Read the full interview here.
Read more about Angifi here.
Read Angifi’s poems, “Flowers” and “Gathering Pieces”, here.
And more poems here.
In his epic poem “Omeros”, a retelling of the Odyssey in a Caribbean setting, Derek Walcott imagined that his father was named “in love or bitter benediction / … for Warwick. / The Bard’s county”. Warwick Walcott, the offspring of a white plantation-owner from Barbados, was a cultured man who painted, wrote poetry and organised theatrical evenings on the neighbouring island of St Lucia, where he had settled with his family. He died at the age of 34, when his son was just over a year old, on April 23, Shakespeare’s birthday.
Read James Campbell’s Guardian interview here.
“I’ve always associated the moment of writing with a moment of lift, of joy, of unexpected reward.” “I always believed that whatever had to be written would somehow get itself written,” says Seamus Heaney. In an intimate exchange, the Nobel laureate talks to fellow Irish poet Dennis O’Driscoll about his early writing life, the Troubles and the divide between private man and public poet.
An extract from Stepping Stones: Interviews with Seamus Heaney by Dennis O’Driscoll (Faber) here.
Antjie Krog was born in the Free State in 1952. She completed a BA degree at the University of the Orange Free State, a Masters degree in Afrikaans at the University of Pretoria and a Teacher’s Diploma at the University of South Africa (UNISA).

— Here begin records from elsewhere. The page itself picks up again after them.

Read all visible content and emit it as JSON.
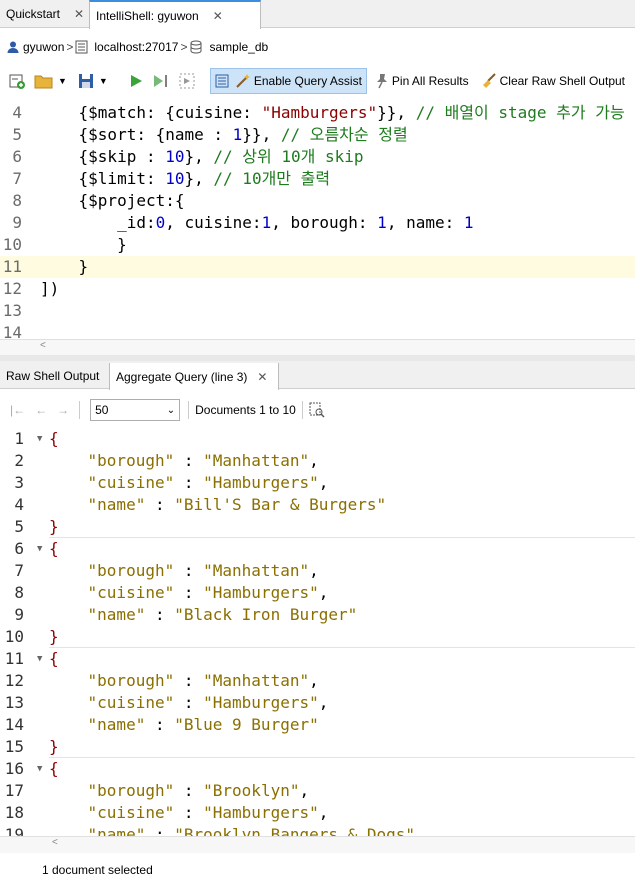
{
  "tabs": [
    {
      "label": "Quickstart",
      "close": "✕",
      "active": false
    },
    {
      "label": "IntelliShell: gyuwon",
      "close": "✕",
      "active": true
    }
  ],
  "breadcrumb": {
    "user": "gyuwon",
    "host": "localhost:27017",
    "db": "sample_db"
  },
  "toolbar": {
    "enable_assist": "Enable Query Assist",
    "pin_all": "Pin All Results",
    "clear_raw": "Clear Raw Shell Output"
  },
  "editor": {
    "lines": [
      {
        "n": "4",
        "parts": [
          [
            "k",
            "    {$match: {cuisine: "
          ],
          [
            "str",
            "\"Hamburgers\""
          ],
          [
            "k",
            "}}, "
          ],
          [
            "cmt",
            "// 배열이 stage 추가 가능"
          ]
        ]
      },
      {
        "n": "5",
        "parts": [
          [
            "k",
            "    {$sort: {name : "
          ],
          [
            "num",
            "1"
          ],
          [
            "k",
            "}}, "
          ],
          [
            "cmt",
            "// 오름차순 정렬"
          ]
        ]
      },
      {
        "n": "6",
        "parts": [
          [
            "k",
            "    {$skip : "
          ],
          [
            "num",
            "10"
          ],
          [
            "k",
            "}, "
          ],
          [
            "cmt",
            "// 상위 10개 skip"
          ]
        ]
      },
      {
        "n": "7",
        "parts": [
          [
            "k",
            "    {$limit: "
          ],
          [
            "num",
            "10"
          ],
          [
            "k",
            "}, "
          ],
          [
            "cmt",
            "// 10개만 출력"
          ]
        ]
      },
      {
        "n": "8",
        "parts": [
          [
            "k",
            "    {$project:{"
          ]
        ]
      },
      {
        "n": "9",
        "parts": [
          [
            "k",
            "        _id:"
          ],
          [
            "num",
            "0"
          ],
          [
            "k",
            ", cuisine:"
          ],
          [
            "num",
            "1"
          ],
          [
            "k",
            ", borough: "
          ],
          [
            "num",
            "1"
          ],
          [
            "k",
            ", name: "
          ],
          [
            "num",
            "1"
          ]
        ]
      },
      {
        "n": "10",
        "parts": [
          [
            "k",
            "        }"
          ]
        ]
      },
      {
        "n": "11",
        "parts": [
          [
            "k",
            "    }"
          ]
        ]
      },
      {
        "n": "12",
        "parts": [
          [
            "k",
            "])"
          ]
        ]
      },
      {
        "n": "13",
        "parts": []
      },
      {
        "n": "14",
        "parts": []
      }
    ]
  },
  "result_tabs": [
    {
      "label": "Raw Shell Output",
      "active": false
    },
    {
      "label": "Aggregate Query (line 3)",
      "close": "✕",
      "active": true
    }
  ],
  "nav": {
    "page_size": "50",
    "documents": "Documents 1 to 10"
  },
  "results": {
    "docs": [
      {
        "start": 1,
        "fields": [
          [
            "\"borough\"",
            "\"Manhattan\""
          ],
          [
            "\"cuisine\"",
            "\"Hamburgers\""
          ],
          [
            "\"name\"",
            "\"Bill'S Bar & Burgers\""
          ]
        ]
      },
      {
        "start": 6,
        "fields": [
          [
            "\"borough\"",
            "\"Manhattan\""
          ],
          [
            "\"cuisine\"",
            "\"Hamburgers\""
          ],
          [
            "\"name\"",
            "\"Black Iron Burger\""
          ]
        ]
      },
      {
        "start": 11,
        "fields": [
          [
            "\"borough\"",
            "\"Manhattan\""
          ],
          [
            "\"cuisine\"",
            "\"Hamburgers\""
          ],
          [
            "\"name\"",
            "\"Blue 9 Burger\""
          ]
        ]
      },
      {
        "start": 16,
        "fields": [
          [
            "\"borough\"",
            "\"Brooklyn\""
          ],
          [
            "\"cuisine\"",
            "\"Hamburgers\""
          ],
          [
            "\"name\"",
            "\"Brooklyn Bangers & Dogs\""
          ]
        ]
      }
    ]
  },
  "status": {
    "text": "1 document selected"
  }
}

Krog’s first collection of poetry, Dogter van Jefta (1970), was followed by further collections, including two books of verse for children and the English collection Down to my last skin (2000), which won the inaugural 2000 FNB Vita Poetry Award. She became well known as one of the SABC radio journalists who reported on the Truth and Reconciliation Commission hearings in the mid-nineties. Prose publications include Country of my Skull (1998), about the TRC, and A Change of Tongue (2003).
Antjie has received a number of awards and prizes for poetry, journalism and translation. For her journalistic work she won the Pringle Award and the Foreign Correspondent Award. She has received the Sunday Times Alan Paton Award and was honoured by the Hiroshima Peace Foundation. Her works have been translated into English, Dutch, Italian, French, Spanish and Arabic.
Body Bereft (2006), Antjie Krog’s second collection of poetry in English, has been translated from the Afrikaans collection Verweerskrif; both were recently published by Umuzi, Random House’s South African imprint.
Krog is married to architect John Samuel. They have four children and live in Cape Town, where she is a Professor Extraordinary at the University of the Western Cape.
Read the interview here.
Read some of Antjie Krog’s poems on the Poetry International Web.
Read Antjie’s In Defence of Poetry (2004).
Read three poems at Jack Magazine.